> _Required work_: A complete answer lists every line of the entries below where the string "meta" appears.

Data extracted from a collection

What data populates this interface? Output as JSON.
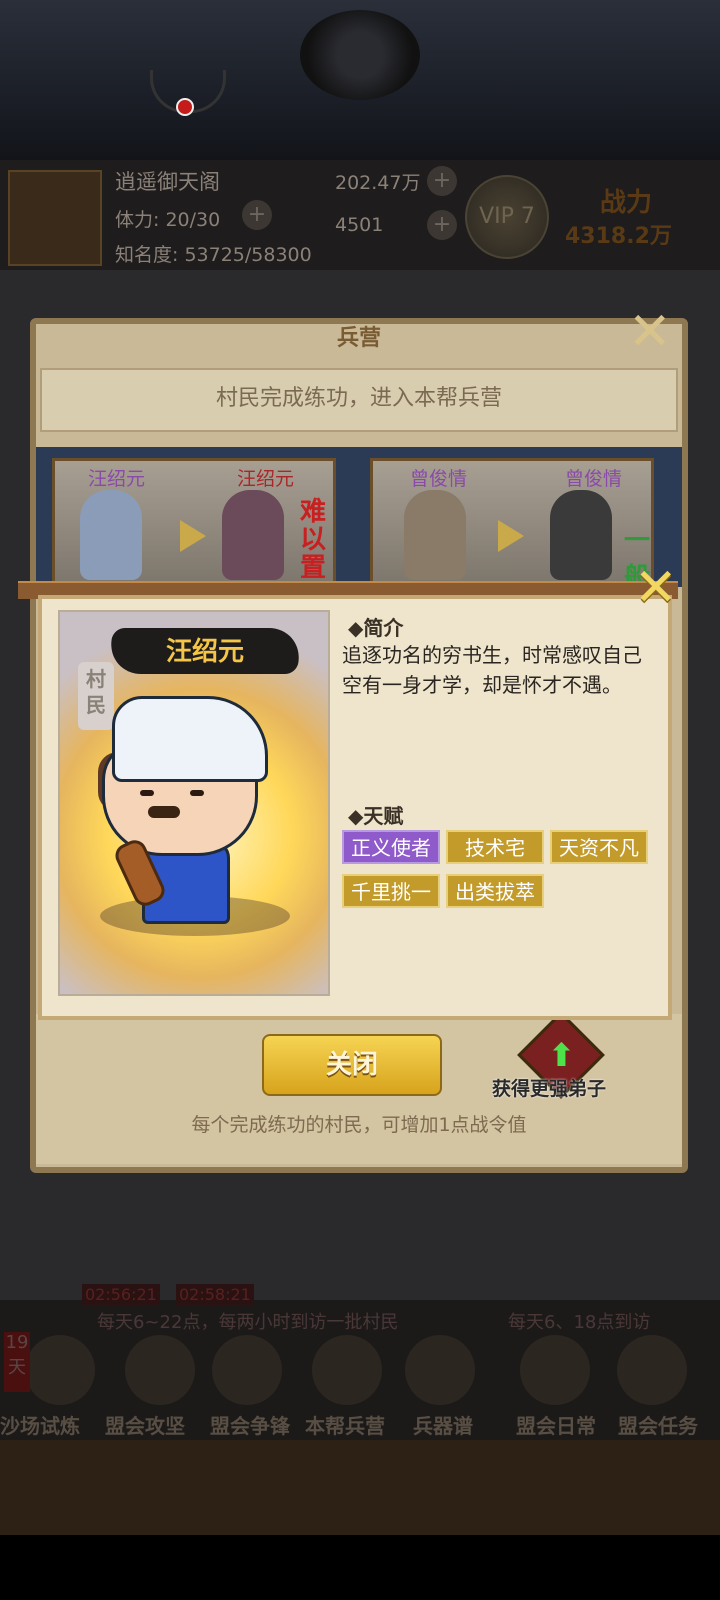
{
  "hud": {
    "guild_name": "逍遥御天阁",
    "stamina": "体力: 20/30",
    "fame": "知名度: 53725/58300",
    "silver": "202.47万",
    "gold": "4501",
    "vip_level": "VIP 7",
    "power_label": "战力",
    "power_value": "4318.2万"
  },
  "bottom_nav": {
    "items": [
      "沙场试炼",
      "盟会攻坚",
      "盟会争锋",
      "本帮兵营",
      "兵器谱",
      "盟会日常",
      "盟会任务"
    ],
    "badge_days": "19天"
  },
  "behind": {
    "left_hint": "每天6~22点，每两小时到访一批村民",
    "right_hint": "每天6、18点到访",
    "timers": [
      "02:56:21",
      "02:58:21"
    ]
  },
  "barracks": {
    "title": "兵营",
    "banner": "村民完成练功，进入本帮兵营",
    "cards": [
      {
        "from_name": "汪绍元",
        "to_name": "汪绍元",
        "tag": "难以置信"
      },
      {
        "from_name": "曾俊情",
        "to_name": "曾俊情",
        "tag": "一般"
      }
    ],
    "close_label": "关闭",
    "better_label": "获得更强弟子",
    "footer_hint": "每个完成练功的村民，可增加1点战令值"
  },
  "detail": {
    "portrait_name": "汪绍元",
    "portrait_type": "村民",
    "intro_title": "◆简介",
    "intro_text": "追逐功名的穷书生，时常感叹自己空有一身才学，却是怀才不遇。",
    "talent_title": "◆天赋",
    "talents": [
      "正义使者",
      "技术宅",
      "天资不凡",
      "千里挑一",
      "出类拔萃"
    ]
  },
  "colors": {
    "talent_purple": "#8f5ac9",
    "talent_gold": "#c39b2a",
    "close_button": "#f0c63d"
  }
}
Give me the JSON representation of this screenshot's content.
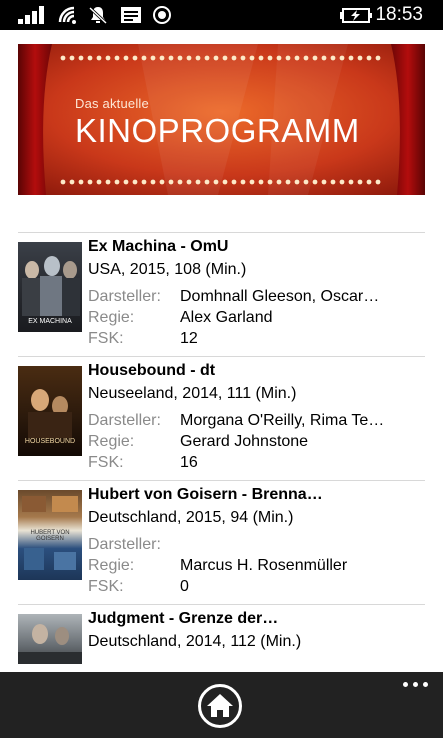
{
  "status_bar": {
    "time": "18:53",
    "icons": [
      "signal-icon",
      "wifi-icon",
      "bell-off-icon",
      "message-icon",
      "record-icon",
      "battery-charging-icon"
    ]
  },
  "banner": {
    "subtitle": "Das aktuelle",
    "title": "KINOPROGRAMM"
  },
  "labels": {
    "darsteller": "Darsteller:",
    "regie": "Regie:",
    "fsk": "FSK:"
  },
  "movies": [
    {
      "title": "Ex Machina - OmU",
      "meta": "USA, 2015, 108 (Min.)",
      "darsteller": "Domhnall Gleeson, Oscar…",
      "regie": "Alex Garland",
      "fsk": "12",
      "poster_caption": "EX MACHINA"
    },
    {
      "title": "Housebound - dt",
      "meta": "Neuseeland, 2014, 111 (Min.)",
      "darsteller": "Morgana O'Reilly, Rima Te…",
      "regie": "Gerard Johnstone",
      "fsk": "16",
      "poster_caption": "HOUSEBOUND"
    },
    {
      "title": "Hubert von Goisern - Brenna…",
      "meta": "Deutschland, 2015, 94 (Min.)",
      "darsteller": "",
      "regie": "Marcus H. Rosenmüller",
      "fsk": "0",
      "poster_caption": "HUBERT VON GOISERN"
    },
    {
      "title": "Judgment - Grenze der…",
      "meta": "Deutschland, 2014, 112 (Min.)"
    }
  ],
  "app_bar": {
    "home_icon": "home-icon",
    "more_icon": "more-dots-icon"
  }
}
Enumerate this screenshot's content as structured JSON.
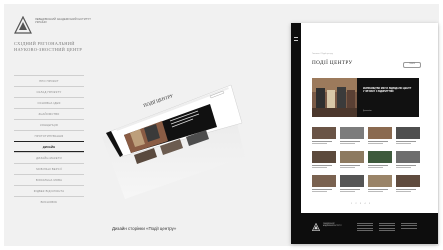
{
  "sidebar": {
    "logo_text": "ЛЕБЕДІВСЬКИЙ АКАДЕМІЧНИЙ ІНСТИТУТ УКРАЇНИ",
    "institute_title": "СХІДНИЙ РЕГІОНАЛЬНИЙ НАУКОВО-ЗНОСТНИЙ ЦЕНТР",
    "nav": [
      {
        "label": "ПРО ПРОЄКТ"
      },
      {
        "label": "СКЛАД ПРОЄКТУ"
      },
      {
        "label": "ОСНОВНА ІДЕЯ"
      },
      {
        "label": "ЗНАЙОМСТВО"
      },
      {
        "label": "КОНЦЕПЦІЯ"
      },
      {
        "label": "ПРОТОТИПУВАННЯ"
      },
      {
        "label": "ДИЗАЙН"
      },
      {
        "label": "ДИЗАЙН-МАКЕТИ"
      },
      {
        "label": "МОБІЛЬНІ ВЕРСІЇ"
      },
      {
        "label": "ВІЗУАЛЬНА МОВА"
      },
      {
        "label": "ФІДБЕК ВІД КЛІЄНТА"
      },
      {
        "label": "ВИСНОВОК"
      }
    ],
    "active_index": 6
  },
  "caption": "Дизайн сторінки «Події центру»",
  "mockup": {
    "page_title": "ПОДІЇ ЦЕНТРУ",
    "breadcrumb": "Головна / Події центру",
    "search_label": "ПОШУК",
    "feature_title": "КЕРІВНИЦТВО МІСТА ВІДВІДАЛО ЦЕНТР У ЗВ'ЯЗКУ З ВІДКРИТТЯМ",
    "feature_more": "Детальніше",
    "pager": "1 2 3 4 5",
    "footer_text": "ЛЕБЕДІВСЬКИЙ АКАДЕМІЧНИЙ ІНСТИТУТ"
  },
  "colors": {
    "background": "#f1f1f1",
    "dark": "#0d0d0d",
    "accent_text": "#111111"
  }
}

> _Exercise response_:
      "meta": "USA, 2015, 108 (Min.)",
      "meta": "Neuseeland, 2014, 111 (Min.)",
      "meta": "Deutschland, 2015, 94 (Min.)",
      "meta": "Deutschland, 2014, 112 (Min.)"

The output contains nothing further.